The Court also has jurisdiction over appeals from Justice of the Peace and Alderman's Courts, as well as administrative appeals from the Division of Motor Vehicles.

In May of 1998, Municipal Court merged with Court of Common Pleas and the Justice of the Peace Court.

An Overview Of Criminal Procedures and Process

The Court receives approximately 97% of its criminal cases from the Justice of the Peace Courts, and a relatively small percentage is received from Alderman's Courts. These charges are transferred to the Court because the lower court may not have jurisdiction, or at the request of the defendant. All defendants have a right to have their cases heard in the Court of Common Pleas by a law-trained judge, as well as a right to a jury trial. The remaining 3% of criminal cases result from filings received directly from the Attorney General.

After being arraigned, where the defendant enters a plea of guilty or not guilty, the case is scheduled for a case review or trial, depending on the matter. If a defendant pleads guilty or is found guilty, the judge may sentence immediately, or may order a presentence report.

A presentence report is a detailed report prepared for the Judge, which includes such information as the individual's family background, employment history, educational background and criminal history. The Judge reviews the presentence report prepared by Court staff and uses the information, along with appropriate sentencing guidelines, to arrive at an appropriate penalty. These reports are ordered for all of the more serious offenses, especially where the possibility exists that the defendant may be incarcerated.

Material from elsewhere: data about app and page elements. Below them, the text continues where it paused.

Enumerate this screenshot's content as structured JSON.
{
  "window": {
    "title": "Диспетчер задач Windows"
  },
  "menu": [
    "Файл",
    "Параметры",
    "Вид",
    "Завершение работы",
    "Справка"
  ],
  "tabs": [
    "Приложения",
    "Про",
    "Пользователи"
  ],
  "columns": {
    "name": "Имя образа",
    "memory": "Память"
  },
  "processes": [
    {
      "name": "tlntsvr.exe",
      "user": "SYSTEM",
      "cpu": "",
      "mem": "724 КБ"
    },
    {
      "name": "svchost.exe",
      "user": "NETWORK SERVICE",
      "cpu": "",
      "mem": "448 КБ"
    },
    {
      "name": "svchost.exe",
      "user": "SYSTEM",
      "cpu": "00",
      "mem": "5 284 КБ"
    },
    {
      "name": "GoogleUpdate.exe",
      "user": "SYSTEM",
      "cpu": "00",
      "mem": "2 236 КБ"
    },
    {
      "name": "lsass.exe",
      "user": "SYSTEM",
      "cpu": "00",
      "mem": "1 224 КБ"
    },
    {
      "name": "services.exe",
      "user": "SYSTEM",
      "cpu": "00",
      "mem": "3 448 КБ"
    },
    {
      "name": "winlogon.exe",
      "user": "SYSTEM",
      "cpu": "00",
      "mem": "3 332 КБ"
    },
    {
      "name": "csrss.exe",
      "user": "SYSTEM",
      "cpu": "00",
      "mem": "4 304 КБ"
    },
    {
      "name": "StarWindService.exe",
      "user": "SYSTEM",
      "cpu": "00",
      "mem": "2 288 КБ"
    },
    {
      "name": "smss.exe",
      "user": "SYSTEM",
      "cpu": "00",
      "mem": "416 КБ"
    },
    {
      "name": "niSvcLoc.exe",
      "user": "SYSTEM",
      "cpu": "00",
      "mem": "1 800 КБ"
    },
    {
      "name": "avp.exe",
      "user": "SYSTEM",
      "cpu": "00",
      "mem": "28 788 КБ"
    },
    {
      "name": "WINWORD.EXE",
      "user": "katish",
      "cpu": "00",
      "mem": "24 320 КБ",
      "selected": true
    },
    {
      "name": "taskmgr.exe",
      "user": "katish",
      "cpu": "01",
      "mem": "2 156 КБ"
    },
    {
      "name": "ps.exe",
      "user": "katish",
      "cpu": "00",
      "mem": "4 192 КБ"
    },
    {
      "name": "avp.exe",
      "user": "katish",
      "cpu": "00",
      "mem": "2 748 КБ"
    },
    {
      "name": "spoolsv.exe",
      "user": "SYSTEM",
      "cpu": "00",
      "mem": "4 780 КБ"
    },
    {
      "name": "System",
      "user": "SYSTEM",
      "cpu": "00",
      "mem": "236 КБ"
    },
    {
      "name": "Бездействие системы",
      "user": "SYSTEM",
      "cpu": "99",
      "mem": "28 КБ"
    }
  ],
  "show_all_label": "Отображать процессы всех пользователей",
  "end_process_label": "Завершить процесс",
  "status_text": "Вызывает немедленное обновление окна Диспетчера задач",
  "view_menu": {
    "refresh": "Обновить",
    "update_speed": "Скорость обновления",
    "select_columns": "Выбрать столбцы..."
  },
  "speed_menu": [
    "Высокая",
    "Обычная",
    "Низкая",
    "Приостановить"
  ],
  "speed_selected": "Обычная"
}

The Court receives matters scheduled for Preliminary Hearing from the Justice of the Peace Courts. These hearings are to determine if probable cause exists in felony cases. The prosecution must present evidence that there is probable cause to believe that the offense(s) were committed and the defendant committed the offense(s). If the Court finds that probable cause exists, the matter is bound over to Superior Court. If the Court does not find that probable cause exists, the matter is dismissed.

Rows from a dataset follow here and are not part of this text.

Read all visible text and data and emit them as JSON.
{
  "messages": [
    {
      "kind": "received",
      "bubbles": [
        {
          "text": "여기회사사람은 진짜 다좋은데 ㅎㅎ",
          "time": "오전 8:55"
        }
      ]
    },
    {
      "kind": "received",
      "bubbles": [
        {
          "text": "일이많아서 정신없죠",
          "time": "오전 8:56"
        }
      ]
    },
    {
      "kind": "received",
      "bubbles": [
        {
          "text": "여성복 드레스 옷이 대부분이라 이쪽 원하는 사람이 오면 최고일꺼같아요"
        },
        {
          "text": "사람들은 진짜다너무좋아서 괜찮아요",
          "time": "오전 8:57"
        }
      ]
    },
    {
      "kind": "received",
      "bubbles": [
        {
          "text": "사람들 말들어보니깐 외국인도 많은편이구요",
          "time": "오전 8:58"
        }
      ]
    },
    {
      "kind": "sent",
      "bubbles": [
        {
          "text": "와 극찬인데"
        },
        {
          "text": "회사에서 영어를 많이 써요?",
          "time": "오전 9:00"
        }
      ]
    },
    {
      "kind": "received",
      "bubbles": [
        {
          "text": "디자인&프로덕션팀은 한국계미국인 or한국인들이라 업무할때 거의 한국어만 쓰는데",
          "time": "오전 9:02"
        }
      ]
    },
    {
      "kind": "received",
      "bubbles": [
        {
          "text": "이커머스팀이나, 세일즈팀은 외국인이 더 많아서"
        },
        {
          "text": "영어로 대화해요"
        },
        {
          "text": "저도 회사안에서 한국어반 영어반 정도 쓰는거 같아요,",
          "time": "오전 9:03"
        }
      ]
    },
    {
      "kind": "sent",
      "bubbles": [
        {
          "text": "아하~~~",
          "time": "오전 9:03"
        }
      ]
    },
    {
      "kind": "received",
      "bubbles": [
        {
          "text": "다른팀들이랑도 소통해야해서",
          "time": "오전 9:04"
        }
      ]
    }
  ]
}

Overview Of a Civil Jurisdiction

Once a civil case has been filed and before a trial date is given in the matter, the Court schedules a pretrial conference. At the conference, the parties meet with a judicial officer in an attempt to narrow the issues, the witnesses to be called, the length of the trial, and to discuss the possibility of settlement.

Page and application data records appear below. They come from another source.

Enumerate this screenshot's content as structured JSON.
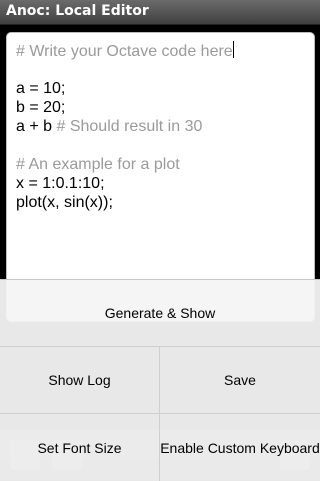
{
  "app": {
    "title": "Anoc: Local Editor"
  },
  "editor": {
    "lines": [
      {
        "code": "",
        "comment": "# Write your Octave code here"
      },
      {
        "code": "",
        "comment": ""
      },
      {
        "code": "a = 10;",
        "comment": ""
      },
      {
        "code": "b = 20;",
        "comment": ""
      },
      {
        "code": "a + b ",
        "comment": "# Should result in 30"
      },
      {
        "code": "",
        "comment": ""
      },
      {
        "code": "",
        "comment": "# An example for a plot"
      },
      {
        "code": "x = 1:0.1:10;",
        "comment": ""
      },
      {
        "code": "plot(x, sin(x));",
        "comment": ""
      }
    ]
  },
  "menu": {
    "generate_show": "Generate & Show",
    "show_log": "Show Log",
    "save": "Save",
    "set_font_size": "Set Font Size",
    "enable_custom_keyboard": "Enable Custom Keyboard"
  },
  "bottom_bar": {
    "icons": [
      "add-icon",
      "keyboard-icon",
      "menu-icon"
    ]
  }
}
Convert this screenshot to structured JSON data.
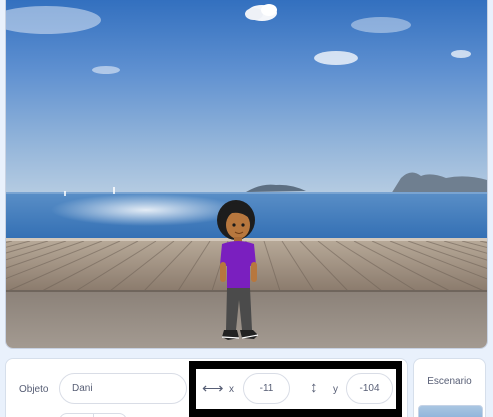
{
  "stage": {
    "scene": "beach boardwalk backdrop with a boy sprite",
    "colors": {
      "sky_top": "#2f6fc0",
      "sky_bottom": "#a6c3df",
      "sea": "#3f7fc0",
      "boardwalk": "#9a8c80",
      "shirt": "#7a1fbf",
      "pants": "#4b4b4b"
    }
  },
  "sprite_info": {
    "name_label": "Objeto",
    "name_value": "Dani",
    "x_label": "x",
    "x_value": "-11",
    "y_label": "y",
    "y_value": "-104",
    "x_icon": "horizontal-arrows-icon",
    "y_icon": "vertical-arrows-icon"
  },
  "stage_selector": {
    "title": "Escenario"
  }
}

On Change of Name Petitions, petitioners must be residents of the State of Delaware in the county in which the petition is filed. Before a hearing is scheduled, notice that one is requesting the Court to change a name must be given to the public. This is done by having the Petition for Name Change and Affidavit published in a newspaper of general circulation in the county in which the petitioner resides for three consecutive weeks. The Petitioner must also notice certain interested parties of the desired name change (i.e., mother or father of the child whose name is being changed.) At the hearing, the Court hears testimony as to why the petitioner and any other witnesses called by the petitioner desire the change of name and, thereafter, the Court hears testimony from other interested parties in favor or in opposition to the name change. The Court then renders its decision.

Under the Habitual Offenders Act, the Attorney General's Office may file a petition and request the Court to find a named person an habitual offender under Title 21 of the Delaware Motor Vehicle Code. An habitual offender under the motor vehicle code is a person who has accumulated convictions for certain separate and distinct motor vehicle offenses within a proscribed time period. If, after a hearing, the Court finds that the person is an habitual offender, the person is not permitted to operate or drive a motor vehicle within the state for a period of five years. Title 21 Del.C. § 2809(4) does provide the opportunity for an individual to petition the Court for early restoration of driving privileges after a full three years has elapsed since the order declaring the individual a habitual offender was signed. The Court considers the petition if all financial obligations have been satisfied, and the individual has had no motor vehicle violations during the three years of being declared a habitual offender.